But there was no way out — Faria would have to serve as the ambassador for the Miss World Foundation for a whole year — a detail she had missed. “There was no way I could go back to India and my studies. No one had told me this fine print,” says Faria, who then started on a whirlwind of tours across the globe, including one with actor and comedian Bob Hope to Vietnam during Christmas to cheer the American troops stationed there during the Vietnam War. “Many of them had lost their limbs and their injuries made my heart bleed,” says Faria.
The visit would result in a political controversy; the Indian government was supporting the Communist government in north Vietnam and photos of Faria’s skit with Hope and signing caps of American soldiers was met with disapproval. “I had gone there just to meet the injured troops as had previous Miss Worlds, and had no idea there would be so much opposition to it back home. The issue was discussed in Parliament and there were even threats that my passport would be impounded,” she says. Her plan to return to India for a short visit in December was also scotched. “The organisers refused to let me go back; they were afraid I wouldn’t be allowed to return to London,” she says.
So, Faria set her sights on King’s College to complete her degree.

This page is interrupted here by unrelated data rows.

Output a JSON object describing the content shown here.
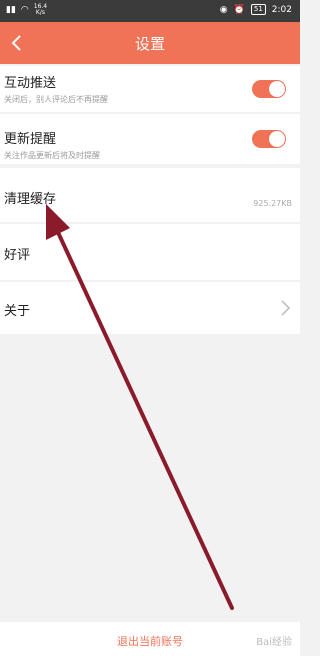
{
  "status_bar": {
    "net_speed_value": "16.4",
    "net_speed_unit": "K/s",
    "battery": "51",
    "time": "2:02"
  },
  "header": {
    "title": "设置",
    "back_icon": "chevron-left-icon"
  },
  "settings": [
    {
      "title": "互动推送",
      "subtitle": "关闭后，别人评论后不再提醒",
      "toggle_on": true
    },
    {
      "title": "更新提醒",
      "subtitle": "关注作品更新后将及时提醒",
      "toggle_on": true
    },
    {
      "title": "清理缓存",
      "value": "925.27KB"
    },
    {
      "title": "好评"
    },
    {
      "title": "关于"
    }
  ],
  "logout": {
    "label": "退出当前账号"
  },
  "watermark": {
    "text": "Bai经验"
  },
  "colors": {
    "accent": "#f07358",
    "status_bar": "#3b3b3b",
    "arrow": "#8b1a2a"
  }
}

She had won 2,500 pounds as Miss World and also earned a portion of the money generated from her appearances — a sum that helped her pay for her tuition, stay and food at King’s. As fate would have it, Powell was working there and it was only a matter of time before they met and started to see each other. “Those were crazy days. She would be a regular student in the day and at night, a Rolls Royce would drive up to the college. Reita would wear those gowns and transform into this Cinderella for the Miss World-related events. Later, I began to accompany her, and would exchange my white coat for a tuxedo,” says Powell. Faria finally returned to India in 1969, only to leave again; this time, to Boston, where Powell and she would work as doctors after their marriage in 1971.
The couple moved to Dublin for good after their two daughters, Deirdre and Ann Marie, were born. When the girls were four and five years of age, Faria decided to give up her practice. “Since the girls were just a year apart, those were mad days. David’s work was all too consuming for him, so I thought I would be home till the children needed me — and that’s still going on,” she says. Powell continues to practice as an endocrinologist and Faria has her hands full with her five grandchildren, golf, occasional skiing and cooking. “I make everything at home, even bread,” she says, which is a far cry from the time in Boston when she asked Powell the recipe for boiling an egg.
“The glamour world could have never given me this grounded security. I wish the girls today would realise the fleeting nature of fame and looks. Running after these flashes of publicity, trying to hold onto what changes so rapidly and always looking out for variety, be it in ambitions or relations, is bound to cause distress. It’s unusual for a celebrity to make for a happy family these days, but this is where real happiness lies — in secure relationships,” she says.
Which is what brings her back to India every few years: to meet family and friends in Mumbai. Last year, she attended the 50th anniversary meet of her batch at Grant Medical College. This year, to commemorate the 50th year of her title, her daughters, both doctors, put together a small celebration with the family in Dublin on November 17. “When David and I look back at our life — 49 years together, including four before marriage — we realise we have each other, good health, children and grandchildren, and still so many shared interests from golf to skiing. What more does one want? I have my whole world,” says Faria.